Fancy getting wet this summer? Head to the isle of Tiree, in the Scottish Hebrides, for some windsurfing and watersports. TIM SPICER reports.

A sail bursts off a wave and spins quickly into a loop, high above the surf, on a wind that could rip the skin from your bones. Tiree certainly isn’t the best place to play frisbee but it’s every windsurfer’s dream.

As the sick display of aerial activity out at sea reaches new heights, I develop an immediate interest in the sport. After all, windsurfing is what brought me to this speck of an isle in the Scottish Hebrides, where once a year the Wave Classic competition takes off.

About 50 professionals and amateurs, mostly from the south of England, battle for the Triple Crown award and a £2500 prize. Started in 1984 by Andy Groom, the Wave Classic is now a major event on the international windsurfing calendar and expands every year.

As a freestyle heat of the competition winds down, the inky silhouettes of the windsurfers come bouncing out of the sea. John Skye, from Hertford, has been windsurfing for 18 years, competing in the Wave Classic since ’97, and is now ranked in the top 10 worldwide. Skye reckons the conditions today are better than Hawaii.

Tiree is the perfect place for this sport,” he says. “Where it’s an island, you’ve got beaches facing different directions, so no matter what the wind direction, you can find a beach that’s worth a wail.”

Skye says the variety of conditions on Tiree makes it a great spot to learn, because you can progress from beach to beach as you improve. The Wild Diamond windsurfing and kitesurfing school provides beginner’s instruction, and there’s also a practice sail-board spiked into the beach, so you can get a feel for the wind before you get wet.

Skye’s advice for anyone looking to try the sport is to go on a windsurfing holiday. If you go to a nice place with easy sailing and you’re out every day, you learn more,” he says.

It’s certainly a beautiful place to learn. A blip in the centre of a vivid blue sea streaked with turquoise, Tiree’s mossy landscape yawns out, flecked with chunks of rock and the odd white cottage.

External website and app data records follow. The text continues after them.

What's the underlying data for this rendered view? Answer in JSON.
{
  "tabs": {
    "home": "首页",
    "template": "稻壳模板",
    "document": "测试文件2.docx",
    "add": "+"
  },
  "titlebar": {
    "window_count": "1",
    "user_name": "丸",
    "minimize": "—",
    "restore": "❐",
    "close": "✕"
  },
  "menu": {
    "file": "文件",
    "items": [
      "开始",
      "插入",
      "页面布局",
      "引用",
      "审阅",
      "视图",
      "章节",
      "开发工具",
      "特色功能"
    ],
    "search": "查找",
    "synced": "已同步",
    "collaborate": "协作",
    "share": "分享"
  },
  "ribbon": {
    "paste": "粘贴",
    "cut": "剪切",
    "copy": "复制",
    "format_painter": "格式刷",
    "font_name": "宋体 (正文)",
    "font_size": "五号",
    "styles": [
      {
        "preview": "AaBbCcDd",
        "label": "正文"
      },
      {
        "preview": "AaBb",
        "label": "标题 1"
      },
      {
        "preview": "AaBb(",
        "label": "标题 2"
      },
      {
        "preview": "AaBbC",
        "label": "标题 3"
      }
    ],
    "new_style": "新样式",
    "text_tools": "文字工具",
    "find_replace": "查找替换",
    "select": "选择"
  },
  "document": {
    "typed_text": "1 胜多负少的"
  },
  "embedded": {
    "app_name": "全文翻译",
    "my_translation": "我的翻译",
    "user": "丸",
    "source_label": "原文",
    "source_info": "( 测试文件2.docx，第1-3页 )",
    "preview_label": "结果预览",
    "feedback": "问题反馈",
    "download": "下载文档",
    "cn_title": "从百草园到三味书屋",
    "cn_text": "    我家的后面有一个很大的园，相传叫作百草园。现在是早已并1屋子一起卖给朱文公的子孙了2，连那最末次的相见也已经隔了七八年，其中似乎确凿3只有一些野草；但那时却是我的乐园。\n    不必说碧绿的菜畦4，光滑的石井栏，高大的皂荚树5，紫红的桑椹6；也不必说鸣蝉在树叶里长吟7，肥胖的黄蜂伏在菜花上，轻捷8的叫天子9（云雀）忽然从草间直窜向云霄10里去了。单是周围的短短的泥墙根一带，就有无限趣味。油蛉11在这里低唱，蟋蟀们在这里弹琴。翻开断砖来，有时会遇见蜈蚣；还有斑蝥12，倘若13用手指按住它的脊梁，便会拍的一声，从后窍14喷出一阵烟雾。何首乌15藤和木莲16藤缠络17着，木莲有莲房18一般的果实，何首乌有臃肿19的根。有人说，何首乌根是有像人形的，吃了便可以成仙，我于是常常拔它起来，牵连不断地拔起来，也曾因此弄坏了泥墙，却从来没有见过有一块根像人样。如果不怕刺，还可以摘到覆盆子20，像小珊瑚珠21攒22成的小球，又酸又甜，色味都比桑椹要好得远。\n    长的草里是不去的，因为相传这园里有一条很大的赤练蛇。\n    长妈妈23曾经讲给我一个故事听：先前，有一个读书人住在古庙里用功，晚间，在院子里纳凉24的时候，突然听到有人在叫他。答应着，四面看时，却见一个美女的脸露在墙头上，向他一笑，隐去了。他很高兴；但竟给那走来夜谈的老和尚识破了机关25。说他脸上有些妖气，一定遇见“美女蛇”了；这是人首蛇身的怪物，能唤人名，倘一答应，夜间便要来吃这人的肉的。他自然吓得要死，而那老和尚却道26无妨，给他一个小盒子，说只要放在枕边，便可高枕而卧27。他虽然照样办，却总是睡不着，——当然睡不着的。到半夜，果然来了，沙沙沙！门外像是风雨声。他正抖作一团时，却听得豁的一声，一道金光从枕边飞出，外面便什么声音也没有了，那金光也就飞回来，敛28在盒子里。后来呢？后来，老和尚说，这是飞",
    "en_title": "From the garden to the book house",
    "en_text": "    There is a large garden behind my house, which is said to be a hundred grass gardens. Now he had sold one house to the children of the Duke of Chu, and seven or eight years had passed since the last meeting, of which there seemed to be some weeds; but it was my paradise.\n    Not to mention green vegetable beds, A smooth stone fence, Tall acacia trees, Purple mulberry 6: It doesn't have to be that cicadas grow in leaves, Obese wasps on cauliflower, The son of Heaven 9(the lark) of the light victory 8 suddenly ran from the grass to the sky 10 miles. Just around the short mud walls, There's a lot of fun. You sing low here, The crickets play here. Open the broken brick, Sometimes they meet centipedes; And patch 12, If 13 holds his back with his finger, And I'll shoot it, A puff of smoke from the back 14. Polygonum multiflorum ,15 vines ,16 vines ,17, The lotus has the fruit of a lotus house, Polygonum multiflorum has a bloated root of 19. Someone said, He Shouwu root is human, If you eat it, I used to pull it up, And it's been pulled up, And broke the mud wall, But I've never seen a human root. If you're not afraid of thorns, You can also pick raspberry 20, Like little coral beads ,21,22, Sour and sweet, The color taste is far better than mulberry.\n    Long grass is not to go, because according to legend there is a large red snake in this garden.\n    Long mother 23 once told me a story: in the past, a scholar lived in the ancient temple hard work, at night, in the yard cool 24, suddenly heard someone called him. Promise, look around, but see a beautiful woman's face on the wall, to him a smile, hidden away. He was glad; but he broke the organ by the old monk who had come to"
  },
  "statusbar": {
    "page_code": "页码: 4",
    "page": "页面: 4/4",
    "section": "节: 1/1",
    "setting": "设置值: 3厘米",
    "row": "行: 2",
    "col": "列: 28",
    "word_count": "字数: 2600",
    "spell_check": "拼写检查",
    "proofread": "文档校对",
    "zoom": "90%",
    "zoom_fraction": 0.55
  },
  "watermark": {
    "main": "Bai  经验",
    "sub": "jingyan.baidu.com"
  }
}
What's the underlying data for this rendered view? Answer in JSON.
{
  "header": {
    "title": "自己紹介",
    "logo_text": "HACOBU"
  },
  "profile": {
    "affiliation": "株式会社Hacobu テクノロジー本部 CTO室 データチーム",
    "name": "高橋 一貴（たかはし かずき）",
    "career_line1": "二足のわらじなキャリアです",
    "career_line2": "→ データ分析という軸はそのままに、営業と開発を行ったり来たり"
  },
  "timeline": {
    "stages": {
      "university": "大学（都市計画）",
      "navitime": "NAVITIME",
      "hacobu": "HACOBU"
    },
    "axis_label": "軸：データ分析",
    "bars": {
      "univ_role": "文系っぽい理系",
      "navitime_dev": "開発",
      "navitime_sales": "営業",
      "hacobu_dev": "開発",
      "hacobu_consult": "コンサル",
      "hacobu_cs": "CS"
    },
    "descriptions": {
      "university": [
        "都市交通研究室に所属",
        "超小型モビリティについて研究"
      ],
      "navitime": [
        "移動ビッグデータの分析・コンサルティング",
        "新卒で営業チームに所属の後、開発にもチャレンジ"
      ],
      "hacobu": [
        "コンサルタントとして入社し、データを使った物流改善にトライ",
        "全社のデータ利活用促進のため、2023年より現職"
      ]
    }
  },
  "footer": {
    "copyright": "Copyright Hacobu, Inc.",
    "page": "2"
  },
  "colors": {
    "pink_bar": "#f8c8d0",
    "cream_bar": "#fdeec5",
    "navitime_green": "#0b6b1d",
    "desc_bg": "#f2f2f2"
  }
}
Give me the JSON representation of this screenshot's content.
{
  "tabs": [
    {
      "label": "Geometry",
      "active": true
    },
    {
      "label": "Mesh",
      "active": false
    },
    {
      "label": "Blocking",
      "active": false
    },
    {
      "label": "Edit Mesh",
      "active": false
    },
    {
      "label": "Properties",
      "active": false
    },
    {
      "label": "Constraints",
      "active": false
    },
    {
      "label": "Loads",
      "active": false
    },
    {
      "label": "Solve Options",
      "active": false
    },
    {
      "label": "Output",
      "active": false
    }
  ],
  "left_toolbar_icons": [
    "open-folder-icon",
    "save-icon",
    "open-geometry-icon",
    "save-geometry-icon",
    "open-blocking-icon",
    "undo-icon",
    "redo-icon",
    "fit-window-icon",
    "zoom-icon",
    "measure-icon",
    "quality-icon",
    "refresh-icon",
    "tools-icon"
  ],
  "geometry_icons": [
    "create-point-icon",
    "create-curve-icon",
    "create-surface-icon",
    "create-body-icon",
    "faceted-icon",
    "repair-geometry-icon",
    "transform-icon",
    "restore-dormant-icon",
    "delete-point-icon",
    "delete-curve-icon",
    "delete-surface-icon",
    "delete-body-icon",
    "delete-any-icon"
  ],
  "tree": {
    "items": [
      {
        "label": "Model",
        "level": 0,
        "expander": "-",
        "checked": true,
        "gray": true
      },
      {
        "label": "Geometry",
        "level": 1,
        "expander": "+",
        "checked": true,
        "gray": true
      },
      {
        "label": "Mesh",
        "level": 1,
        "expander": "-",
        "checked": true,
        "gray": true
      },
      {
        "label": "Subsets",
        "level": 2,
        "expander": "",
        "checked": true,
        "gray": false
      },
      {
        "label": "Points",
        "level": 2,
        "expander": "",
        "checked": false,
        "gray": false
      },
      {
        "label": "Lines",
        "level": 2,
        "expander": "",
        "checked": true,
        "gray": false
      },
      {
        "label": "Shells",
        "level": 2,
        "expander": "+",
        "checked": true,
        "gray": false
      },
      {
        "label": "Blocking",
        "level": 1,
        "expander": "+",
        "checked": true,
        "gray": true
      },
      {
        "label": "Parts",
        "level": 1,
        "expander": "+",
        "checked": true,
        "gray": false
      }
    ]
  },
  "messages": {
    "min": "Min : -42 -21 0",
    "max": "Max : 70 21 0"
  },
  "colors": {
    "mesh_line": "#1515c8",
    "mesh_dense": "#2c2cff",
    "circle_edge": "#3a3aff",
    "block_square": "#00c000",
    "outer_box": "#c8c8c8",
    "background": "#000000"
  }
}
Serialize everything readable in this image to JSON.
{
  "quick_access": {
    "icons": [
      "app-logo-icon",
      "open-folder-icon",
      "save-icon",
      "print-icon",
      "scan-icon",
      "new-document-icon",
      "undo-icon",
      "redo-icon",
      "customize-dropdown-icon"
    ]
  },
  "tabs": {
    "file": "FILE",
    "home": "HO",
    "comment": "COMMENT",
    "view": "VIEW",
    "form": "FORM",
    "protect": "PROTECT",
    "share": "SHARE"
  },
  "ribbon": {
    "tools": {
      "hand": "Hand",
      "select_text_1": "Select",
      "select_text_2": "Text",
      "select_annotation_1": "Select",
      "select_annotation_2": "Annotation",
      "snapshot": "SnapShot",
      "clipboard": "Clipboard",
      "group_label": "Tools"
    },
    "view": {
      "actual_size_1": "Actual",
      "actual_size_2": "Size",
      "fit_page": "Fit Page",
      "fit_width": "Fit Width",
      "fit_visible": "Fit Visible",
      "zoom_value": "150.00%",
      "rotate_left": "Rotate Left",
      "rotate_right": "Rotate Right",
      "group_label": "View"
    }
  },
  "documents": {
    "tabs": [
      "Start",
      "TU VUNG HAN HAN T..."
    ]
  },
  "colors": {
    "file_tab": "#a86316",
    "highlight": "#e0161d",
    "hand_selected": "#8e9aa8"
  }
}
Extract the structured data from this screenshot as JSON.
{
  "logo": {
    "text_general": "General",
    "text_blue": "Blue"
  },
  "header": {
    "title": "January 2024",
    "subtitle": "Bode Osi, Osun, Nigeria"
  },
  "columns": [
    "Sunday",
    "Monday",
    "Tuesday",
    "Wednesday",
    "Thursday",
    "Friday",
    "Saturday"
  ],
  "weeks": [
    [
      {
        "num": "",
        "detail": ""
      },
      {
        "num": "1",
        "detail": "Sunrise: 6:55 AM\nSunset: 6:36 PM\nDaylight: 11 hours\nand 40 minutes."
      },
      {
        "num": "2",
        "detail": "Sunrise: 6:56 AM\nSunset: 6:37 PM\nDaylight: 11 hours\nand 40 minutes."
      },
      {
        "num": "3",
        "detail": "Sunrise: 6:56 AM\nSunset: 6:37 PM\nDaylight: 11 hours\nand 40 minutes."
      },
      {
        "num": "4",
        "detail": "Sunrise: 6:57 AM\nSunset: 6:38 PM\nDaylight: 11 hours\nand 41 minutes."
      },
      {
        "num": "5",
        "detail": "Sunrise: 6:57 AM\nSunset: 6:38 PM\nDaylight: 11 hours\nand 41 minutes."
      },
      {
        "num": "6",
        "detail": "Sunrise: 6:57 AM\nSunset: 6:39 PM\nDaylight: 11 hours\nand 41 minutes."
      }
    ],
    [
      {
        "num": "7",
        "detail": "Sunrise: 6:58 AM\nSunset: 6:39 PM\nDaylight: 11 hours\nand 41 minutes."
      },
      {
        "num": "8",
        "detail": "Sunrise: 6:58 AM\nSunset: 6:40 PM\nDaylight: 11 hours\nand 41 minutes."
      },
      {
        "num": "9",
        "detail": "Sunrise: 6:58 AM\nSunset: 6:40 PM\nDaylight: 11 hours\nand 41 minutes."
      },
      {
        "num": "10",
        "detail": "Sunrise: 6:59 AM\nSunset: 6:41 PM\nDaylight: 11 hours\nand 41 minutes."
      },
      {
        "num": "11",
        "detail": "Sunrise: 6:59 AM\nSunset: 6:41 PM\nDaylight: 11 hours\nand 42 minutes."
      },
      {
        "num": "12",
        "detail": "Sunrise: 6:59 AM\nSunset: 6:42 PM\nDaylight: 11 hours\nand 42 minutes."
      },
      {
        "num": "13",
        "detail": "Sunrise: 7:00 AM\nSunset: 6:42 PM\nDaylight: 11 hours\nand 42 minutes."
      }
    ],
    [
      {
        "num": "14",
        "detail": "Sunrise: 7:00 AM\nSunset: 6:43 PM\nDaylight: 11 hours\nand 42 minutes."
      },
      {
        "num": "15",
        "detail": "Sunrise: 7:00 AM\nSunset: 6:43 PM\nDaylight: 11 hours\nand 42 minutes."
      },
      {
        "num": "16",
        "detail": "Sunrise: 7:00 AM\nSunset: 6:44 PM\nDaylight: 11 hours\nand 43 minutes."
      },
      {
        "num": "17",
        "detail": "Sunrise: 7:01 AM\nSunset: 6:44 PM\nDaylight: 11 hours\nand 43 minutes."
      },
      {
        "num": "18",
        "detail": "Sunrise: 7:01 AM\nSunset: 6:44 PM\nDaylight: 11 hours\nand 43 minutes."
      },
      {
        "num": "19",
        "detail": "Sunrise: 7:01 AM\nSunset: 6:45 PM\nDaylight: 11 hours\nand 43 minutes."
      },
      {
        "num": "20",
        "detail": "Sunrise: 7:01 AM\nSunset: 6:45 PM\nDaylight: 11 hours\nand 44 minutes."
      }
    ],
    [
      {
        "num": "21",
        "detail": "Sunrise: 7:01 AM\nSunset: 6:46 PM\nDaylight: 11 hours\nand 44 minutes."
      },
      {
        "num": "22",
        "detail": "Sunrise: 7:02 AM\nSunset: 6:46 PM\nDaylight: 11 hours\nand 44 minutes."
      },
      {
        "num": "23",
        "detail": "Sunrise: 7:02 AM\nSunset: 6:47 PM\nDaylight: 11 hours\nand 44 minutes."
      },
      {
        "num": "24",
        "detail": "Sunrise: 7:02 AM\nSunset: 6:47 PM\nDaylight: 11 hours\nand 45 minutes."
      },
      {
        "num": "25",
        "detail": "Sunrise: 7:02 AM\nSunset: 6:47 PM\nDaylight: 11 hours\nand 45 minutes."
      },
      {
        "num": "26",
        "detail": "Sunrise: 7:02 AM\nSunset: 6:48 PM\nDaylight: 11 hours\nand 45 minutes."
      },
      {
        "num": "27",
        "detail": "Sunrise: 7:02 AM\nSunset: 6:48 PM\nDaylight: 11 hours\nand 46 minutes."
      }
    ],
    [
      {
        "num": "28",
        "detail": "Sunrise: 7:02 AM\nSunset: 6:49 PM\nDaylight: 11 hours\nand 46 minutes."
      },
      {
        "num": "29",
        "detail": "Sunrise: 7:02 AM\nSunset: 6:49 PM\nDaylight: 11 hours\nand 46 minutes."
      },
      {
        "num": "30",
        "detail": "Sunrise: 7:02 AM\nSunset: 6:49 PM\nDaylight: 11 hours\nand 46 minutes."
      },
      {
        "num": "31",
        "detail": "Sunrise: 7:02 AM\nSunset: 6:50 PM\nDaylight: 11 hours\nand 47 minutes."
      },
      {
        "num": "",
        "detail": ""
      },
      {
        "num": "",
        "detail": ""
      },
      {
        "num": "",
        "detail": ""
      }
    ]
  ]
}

There’s hardly anything here, just loads of space, some moose-sized Highland cows and a bundle of bleached-out beaches. To put things in perspective: two shops, two bars, 700 people and one solitary policeman to keep them in check. It may have a slightly Wicker Man air, but the laidback vibe comes as the perfect antidote to London. Or at least, it would on any other week.

The afternoon brings several heats of supercross – the windsurfing equivalent of the grand national, with competitors jumping over giant obstacle sausages, winging it round flags and crashing into each other. Off the water, meanwhile, the drinks and stories begin to flow. It’s ‘Big Tuesday’, the legendary party night of the event.

Lifeguard Jamo from the Scarinish Hotel reels off story after story with more charisma than a thousand Hasselhoffs, explaining how he lost two of his fingers in a surfing leash accident, and holding up the stumps for evidence. Dancing on a table on one leg and waving his crutches in the air is competitor Martin Francis, who bust the tendons in his foot in a freestyle heat the previous day. This is the spirit of the Wave Classic.

While the others nurse their heads the next day, I brave the wind and water to try another sport that’s taken off on the island: kitesurfing. Considering that the closest I’d ever come to sailing is hanging my sheets out on a windy day, was I ready for the sea? Yes, it seemed, when the vehicle of choice is a stealth catamaran – one of the lightest and fastest boats known to man.

I soon learn how to tack (sailing into the wind in a zig-zag fashion) and gybe (sailing with the wind behind you). As we pick up speed, the boat tilts way out on one side, and keeping the balance means trapezing out from it on a cable, almost flying out above the salt spray. An amazing experience – particularly when you gaze west and remember the next stop would be America.

An island on the edge of the world, Tiree is special. And with conditions that’d make Maui miserable, you’d be stupid not to lose your inner wimp, brace the wind, grip it and rip it.

• The 2006 Tiree Wave Classic is scheduled for October 14-21, 2006. See for information on the event and a guide to windsurfing spots on the island. Beginner courses in windsurfing or kite-surfing with Wild Diamond start at £60, including all equipment (
• Flights from Glasgow to Tiree with British Airways/Loganair cost from £65 ( and take 45 minutes. Alternatively, Caledonian MacBrayne ( runs a ferry between Tiree and Oban (three hours north of Glasgow), from £17.70 return. Car rental is available from MacLennan Motors (01879-220 555).
• Kite-surfing, kayak surfing and coasteering are also popular activities on Tiree, see”